But even bigger implications came as Republicans swept critical gubernatorial races in Ohio, Iowa, Illinois, Pennsylvania and Florida, all battlegrounds which Obama carried when he ran for president. Plus, the GOP now holds the keys to redistricting.
“Last night definitely suggested that 2008 map is changing,” RNC spokesman Doug Heye said. Two years ago, states such as North Carolina were caught off guard by the strength of Obama’s appeal and his organization, Heye said. In other states, voters have simply shifted away from the Democratic Party, he said.
In Florida, Republicans unseated four incumbent Democrats along with the win in the gubernatorial race. In Ohio, a critical battleground with 20 electoral votes, five House Democrats went down and Gov. Ted Strickland (D) lost re-election.

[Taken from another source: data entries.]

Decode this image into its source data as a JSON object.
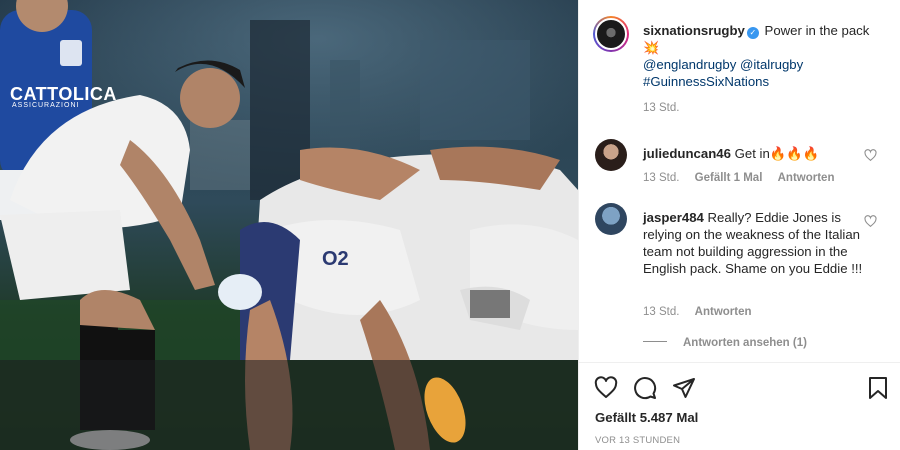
{
  "post": {
    "username": "sixnationsrugby",
    "caption": "Power in the pack",
    "caption_emoji": "💥",
    "mention1": "@englandrugby",
    "mention2": "@italrugby",
    "hashtag": "#GuinnessSixNations",
    "time": "13 Std."
  },
  "photo": {
    "jersey_sponsor": "CATTOLICA",
    "jersey_sponsor_sub": "ASSICURAZIONI",
    "shorts_sponsor": "O2"
  },
  "comments": [
    {
      "username": "julieduncan46",
      "text": "Get in",
      "emoji": "🔥🔥🔥",
      "time": "13 Std.",
      "likes": "Gefällt 1 Mal",
      "reply": "Antworten"
    },
    {
      "username": "jasper484",
      "text": "Really? Eddie Jones is relying on the weakness of the Italian team not building aggression in the English pack. Shame on you Eddie !!!",
      "time": "13 Std.",
      "reply": "Antworten",
      "view_replies": "Antworten ansehen (1)"
    }
  ],
  "footer": {
    "likes": "Gefällt 5.487 Mal",
    "timestamp": "VOR 13 STUNDEN"
  },
  "colors": {
    "link": "#00376b",
    "secondary": "#8e8e8e",
    "verified": "#3897f0"
  }
}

The president spoke Wednesday with volunteers from his Organizing for America coalition. “It might get tougher in the days ahead,” Obama said on the conference call. “We’ve got to keep on working hard ... sometimes, I know, that’s exhausting.”

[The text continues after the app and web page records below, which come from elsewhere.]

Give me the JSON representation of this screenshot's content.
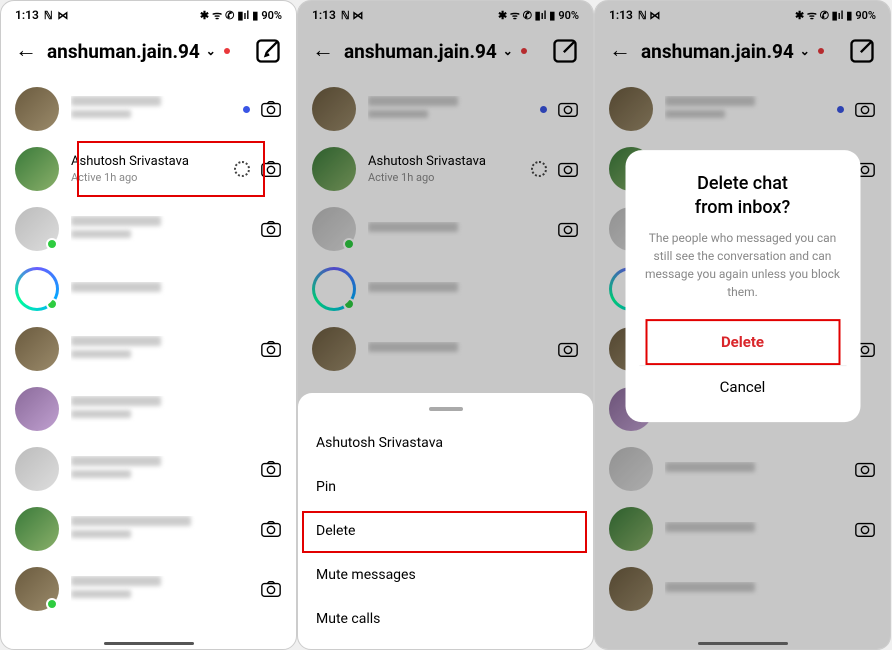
{
  "status": {
    "time": "1:13",
    "indicators": "⇄ ᴺ ⋈",
    "right": "✱ ⏚ ᯤ 📞 ⇅ ▮90%",
    "battery": "90%"
  },
  "header": {
    "username": "anshuman.jain.94"
  },
  "chats": [
    {
      "name": "",
      "sub": "",
      "blurred": true,
      "has_blue_dot": true,
      "has_camera": true,
      "avatar": "color1"
    },
    {
      "name": "Ashutosh Srivastava",
      "sub": "Active 1h ago",
      "blurred": false,
      "has_spinner": true,
      "has_camera": true,
      "avatar": "color2",
      "highlighted_in_panel1": true
    },
    {
      "name": "",
      "sub": "",
      "blurred": true,
      "has_presence": true,
      "has_camera": true,
      "avatar": ""
    },
    {
      "name": "",
      "sub": "",
      "blurred": true,
      "has_presence": true,
      "avatar": "ring"
    },
    {
      "name": "",
      "sub": "",
      "blurred": true,
      "has_camera": true,
      "avatar": "color1"
    },
    {
      "name": "",
      "sub": "",
      "blurred": true,
      "has_camera": false,
      "avatar": "color3"
    },
    {
      "name": "",
      "sub": "",
      "blurred": true,
      "has_camera": true,
      "avatar": ""
    },
    {
      "name": "",
      "sub": "",
      "blurred": true,
      "has_camera": true,
      "avatar": "color2"
    },
    {
      "name": "",
      "sub": "",
      "blurred": true,
      "has_presence": true,
      "has_camera": true,
      "avatar": "color1"
    }
  ],
  "sheet": {
    "title": "Ashutosh Srivastava",
    "items": [
      "Pin",
      "Delete",
      "Mute messages",
      "Mute calls"
    ],
    "highlighted_index": 1
  },
  "dialog": {
    "title": "Delete chat\nfrom inbox?",
    "body": "The people who messaged you can still see the conversation and can message you again unless you block them.",
    "delete_label": "Delete",
    "cancel_label": "Cancel"
  }
}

But Obama tried to sound encouraging and even signaled confidence he’ll be re-elected, telling supporters that he’ll face more pitfalls “over the next two years and the next six years,” but that he’s proud they will keep standing with him.
Obama maintains that his agenda will include potential areas of compromise. Republicans have insisted they won’t allow any of the George W. Bush-era tax cuts to expire as scheduled on New Year’s Eve, while Obama says they are too costly and should expire for the top 2 percent of taxpayers. Given the GOP’s new sizable majority, this is an area where it’s more likely to end in a handshake than a standoff.

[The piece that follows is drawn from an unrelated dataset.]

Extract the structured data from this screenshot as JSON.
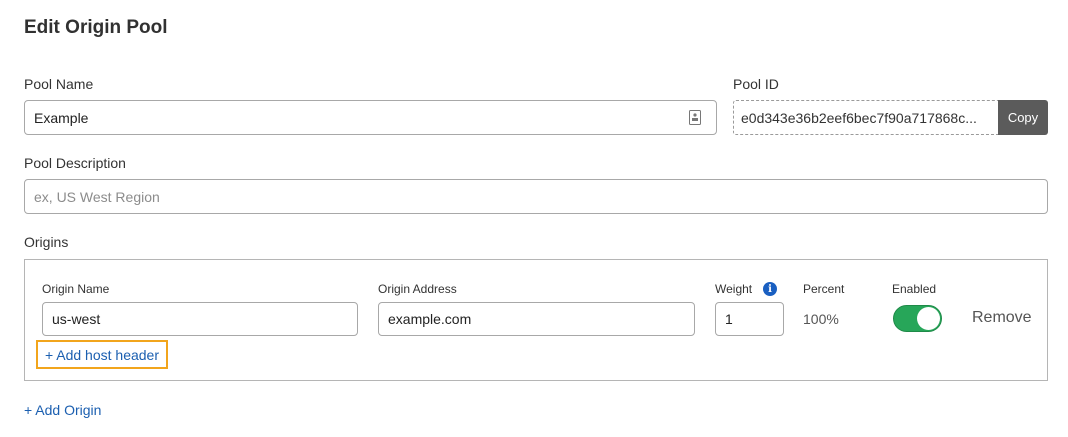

During the news conference, Obama was almost deferential to Boehner, prematurely bestowing the “Speaker-elect” title on the Ohio Republican and saying he can “work together” with probable Majority Leader Eric Cantor (R-Va.) on the issue of limiting budgetary earmarks.
The president also hit on all the points irking voters, saying he wants to curb Washington squabbling, address swelling debt and listen more to everyday people about their worries.
“I won’t pretend that we will be able to bridge every difference or solve every disagreement,” he said. “There’s a reason we have two parties in this country, and both Democrats and Republicans have certain beliefs and certain principles that each feels cannot be compromised.”
Gone was the fiery Obama who stumped for dozens of candidates this year, rebuking of Republican leadership during the Bush administration. The first mention of Bush came from a reporter, and Obama did not dwell on the economic mess he’d inherited.
Asked how he feels about his party taking so many losses, the president said he takes responsibility for the dozens of Democrats falling on election night, all of whom he spoke with that night.
“There is not only sadness about seeing them go, but there’s also a lot of questioning on my part in terms of, ‘Could I have done something differently or done something more so that those folks would still be here?’” he said.
Former Sen. Scott Brown, R-Mass., candidate for U.S. Senate in New Hampshire, holds his hand over his heart during the singing of the national anthem as he waits to take the stage for his town hall campaign rally with Sen. John McCain at the Pinkerton Academy in Derry, N.H., on Monday, Aug. 18, 2014.